Data records for software interfaces
------------------------

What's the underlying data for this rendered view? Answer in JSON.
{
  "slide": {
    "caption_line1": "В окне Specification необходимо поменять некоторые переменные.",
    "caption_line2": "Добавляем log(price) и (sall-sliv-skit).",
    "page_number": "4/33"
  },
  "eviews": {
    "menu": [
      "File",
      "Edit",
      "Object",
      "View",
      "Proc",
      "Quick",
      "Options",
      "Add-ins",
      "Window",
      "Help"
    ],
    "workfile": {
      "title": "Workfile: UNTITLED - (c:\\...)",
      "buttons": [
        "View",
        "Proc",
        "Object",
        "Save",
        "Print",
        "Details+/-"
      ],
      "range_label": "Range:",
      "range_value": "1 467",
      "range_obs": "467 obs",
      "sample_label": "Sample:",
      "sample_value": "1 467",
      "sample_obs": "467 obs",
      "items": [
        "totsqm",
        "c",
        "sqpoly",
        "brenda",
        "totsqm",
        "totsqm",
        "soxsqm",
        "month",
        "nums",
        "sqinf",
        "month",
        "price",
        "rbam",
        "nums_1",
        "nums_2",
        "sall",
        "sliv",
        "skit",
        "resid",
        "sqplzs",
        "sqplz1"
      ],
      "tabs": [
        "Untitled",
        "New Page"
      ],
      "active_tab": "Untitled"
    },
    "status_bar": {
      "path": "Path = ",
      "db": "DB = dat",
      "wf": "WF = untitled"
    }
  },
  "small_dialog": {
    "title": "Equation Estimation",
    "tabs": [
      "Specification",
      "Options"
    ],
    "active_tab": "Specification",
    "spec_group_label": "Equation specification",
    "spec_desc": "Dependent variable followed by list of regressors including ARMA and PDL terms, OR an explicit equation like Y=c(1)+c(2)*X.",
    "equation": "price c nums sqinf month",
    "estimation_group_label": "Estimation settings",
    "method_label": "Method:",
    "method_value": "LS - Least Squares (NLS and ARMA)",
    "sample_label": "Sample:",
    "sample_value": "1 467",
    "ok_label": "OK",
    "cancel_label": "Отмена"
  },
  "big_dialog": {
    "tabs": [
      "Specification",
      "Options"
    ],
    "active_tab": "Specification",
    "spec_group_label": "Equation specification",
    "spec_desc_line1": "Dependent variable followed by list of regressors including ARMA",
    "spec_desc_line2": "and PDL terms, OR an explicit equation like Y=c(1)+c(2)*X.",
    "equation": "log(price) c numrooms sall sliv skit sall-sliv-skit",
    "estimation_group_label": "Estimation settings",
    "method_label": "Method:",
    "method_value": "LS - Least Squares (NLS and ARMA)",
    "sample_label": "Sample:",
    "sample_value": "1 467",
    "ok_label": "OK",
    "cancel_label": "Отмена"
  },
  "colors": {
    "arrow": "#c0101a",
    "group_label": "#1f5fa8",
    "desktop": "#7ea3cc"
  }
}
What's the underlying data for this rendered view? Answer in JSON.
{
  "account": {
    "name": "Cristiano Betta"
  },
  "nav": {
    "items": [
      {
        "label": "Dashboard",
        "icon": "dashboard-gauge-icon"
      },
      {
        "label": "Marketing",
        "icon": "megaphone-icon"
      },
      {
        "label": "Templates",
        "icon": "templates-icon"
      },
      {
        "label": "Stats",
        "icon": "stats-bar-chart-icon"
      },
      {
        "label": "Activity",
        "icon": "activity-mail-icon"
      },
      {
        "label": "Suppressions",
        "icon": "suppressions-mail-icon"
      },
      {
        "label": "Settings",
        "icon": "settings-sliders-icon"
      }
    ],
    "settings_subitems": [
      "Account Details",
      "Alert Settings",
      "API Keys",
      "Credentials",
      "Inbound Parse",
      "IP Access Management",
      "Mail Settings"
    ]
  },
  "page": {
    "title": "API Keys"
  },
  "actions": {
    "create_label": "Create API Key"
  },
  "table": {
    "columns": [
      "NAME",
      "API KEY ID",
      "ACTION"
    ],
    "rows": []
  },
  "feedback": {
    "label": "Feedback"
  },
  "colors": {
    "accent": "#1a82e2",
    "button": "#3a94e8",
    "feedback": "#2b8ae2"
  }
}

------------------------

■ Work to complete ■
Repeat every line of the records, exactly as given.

■ Exercise result ■
What's the underlying data for this rendered view? Answer in JSON.
{
  "slide": {
    "caption_line1": "В окне Specification необходимо поменять некоторые переменные.",
    "caption_line2": "Добавляем log(price) и (sall-sliv-skit).",
    "page_number": "4/33"
  },
  "eviews": {
    "menu": [
      "File",
      "Edit",
      "Object",
      "View",
      "Proc",
      "Quick",
      "Options",
      "Add-ins",
      "Window",
      "Help"
    ],
    "workfile": {
      "title": "Workfile: UNTITLED - (c:\\...)",
      "buttons": [
        "View",
        "Proc",
        "Object",
        "Save",
        "Print",
        "Details+/-"
      ],
      "range_label": "Range:",
      "range_value": "1 467",
      "range_obs": "467 obs",
      "sample_label": "Sample:",
      "sample_value": "1 467",
      "sample_obs": "467 obs",
      "items": [
        "totsqm",
        "c",
        "sqpoly",
        "brenda",
        "totsqm",
        "totsqm",
        "soxsqm",
        "month",
        "nums",
        "sqinf",
        "month",
        "price",
        "rbam",
        "nums_1",
        "nums_2",
        "sall",
        "sliv",
        "skit",
        "resid",
        "sqplzs",
        "sqplz1"
      ],
      "tabs": [
        "Untitled",
        "New Page"
      ],
      "active_tab": "Untitled"
    },
    "status_bar": {
      "path": "Path = ",
      "db": "DB = dat",
      "wf": "WF = untitled"
    }
  },
  "small_dialog": {
    "title": "Equation Estimation",
    "tabs": [
      "Specification",
      "Options"
    ],
    "active_tab": "Specification",
    "spec_group_label": "Equation specification",
    "spec_desc": "Dependent variable followed by list of regressors including ARMA and PDL terms, OR an explicit equation like Y=c(1)+c(2)*X.",
    "equation": "price c nums sqinf month",
    "estimation_group_label": "Estimation settings",
    "method_label": "Method:",
    "method_value": "LS - Least Squares (NLS and ARMA)",
    "sample_label": "Sample:",
    "sample_value": "1 467",
    "ok_label": "OK",
    "cancel_label": "Отмена"
  },
  "big_dialog": {
    "tabs": [
      "Specification",
      "Options"
    ],
    "active_tab": "Specification",
    "spec_group_label": "Equation specification",
    "spec_desc_line1": "Dependent variable followed by list of regressors including ARMA",
    "spec_desc_line2": "and PDL terms, OR an explicit equation like Y=c(1)+c(2)*X.",
    "equation": "log(price) c numrooms sall sliv skit sall-sliv-skit",
    "estimation_group_label": "Estimation settings",
    "method_label": "Method:",
    "method_value": "LS - Least Squares (NLS and ARMA)",
    "sample_label": "Sample:",
    "sample_value": "1 467",
    "ok_label": "OK",
    "cancel_label": "Отмена"
  },
  "colors": {
    "arrow": "#c0101a",
    "group_label": "#1f5fa8",
    "desktop": "#7ea3cc"
  }
}
What's the underlying data for this rendered view? Answer in JSON.
{
  "account": {
    "name": "Cristiano Betta"
  },
  "nav": {
    "items": [
      {
        "label": "Dashboard",
        "icon": "dashboard-gauge-icon"
      },
      {
        "label": "Marketing",
        "icon": "megaphone-icon"
      },
      {
        "label": "Templates",
        "icon": "templates-icon"
      },
      {
        "label": "Stats",
        "icon": "stats-bar-chart-icon"
      },
      {
        "label": "Activity",
        "icon": "activity-mail-icon"
      },
      {
        "label": "Suppressions",
        "icon": "suppressions-mail-icon"
      },
      {
        "label": "Settings",
        "icon": "settings-sliders-icon"
      }
    ],
    "settings_subitems": [
      "Account Details",
      "Alert Settings",
      "API Keys",
      "Credentials",
      "Inbound Parse",
      "IP Access Management",
      "Mail Settings"
    ]
  },
  "page": {
    "title": "API Keys"
  },
  "actions": {
    "create_label": "Create API Key"
  },
  "table": {
    "columns": [
      "NAME",
      "API KEY ID",
      "ACTION"
    ],
    "rows": []
  },
  "feedback": {
    "label": "Feedback"
  },
  "colors": {
    "accent": "#1a82e2",
    "button": "#3a94e8",
    "feedback": "#2b8ae2"
  }
}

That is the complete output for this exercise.